DATA SUPPLIED:
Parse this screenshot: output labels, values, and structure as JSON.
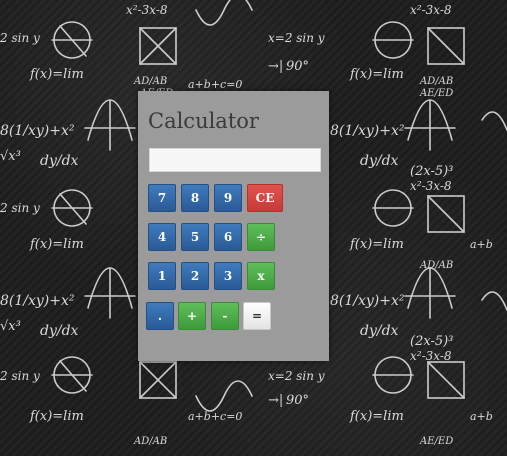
{
  "calculator": {
    "title": "Calculator",
    "display_value": "",
    "keys": {
      "seven": "7",
      "eight": "8",
      "nine": "9",
      "clear": "CE",
      "four": "4",
      "five": "5",
      "six": "6",
      "divide": "÷",
      "one": "1",
      "two": "2",
      "three": "3",
      "multiply": "x",
      "decimal": ".",
      "add": "+",
      "subtract": "-",
      "equals": "="
    }
  },
  "background": {
    "formulas": [
      "f(x) = lim",
      "x = 2 sin y",
      "AD/AB",
      "AE/ED",
      "dy/dx",
      "(2x - 5)³",
      "x² - 3x - 8",
      "90°",
      "√x³"
    ]
  },
  "colors": {
    "panel": "#9b9b9b",
    "key_blue": "#2f66a6",
    "key_green": "#4aab46",
    "key_red": "#d1443f",
    "key_white": "#f2f2f2"
  }
}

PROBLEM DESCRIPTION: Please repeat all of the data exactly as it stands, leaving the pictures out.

TASK ANSWER:
Parse this screenshot: output labels, values, and structure as JSON.
{
  "calculator": {
    "title": "Calculator",
    "display_value": "",
    "keys": {
      "seven": "7",
      "eight": "8",
      "nine": "9",
      "clear": "CE",
      "four": "4",
      "five": "5",
      "six": "6",
      "divide": "÷",
      "one": "1",
      "two": "2",
      "three": "3",
      "multiply": "x",
      "decimal": ".",
      "add": "+",
      "subtract": "-",
      "equals": "="
    }
  },
  "background": {
    "formulas": [
      "f(x) = lim",
      "x = 2 sin y",
      "AD/AB",
      "AE/ED",
      "dy/dx",
      "(2x - 5)³",
      "x² - 3x - 8",
      "90°",
      "√x³"
    ]
  },
  "colors": {
    "panel": "#9b9b9b",
    "key_blue": "#2f66a6",
    "key_green": "#4aab46",
    "key_red": "#d1443f",
    "key_white": "#f2f2f2"
  }
}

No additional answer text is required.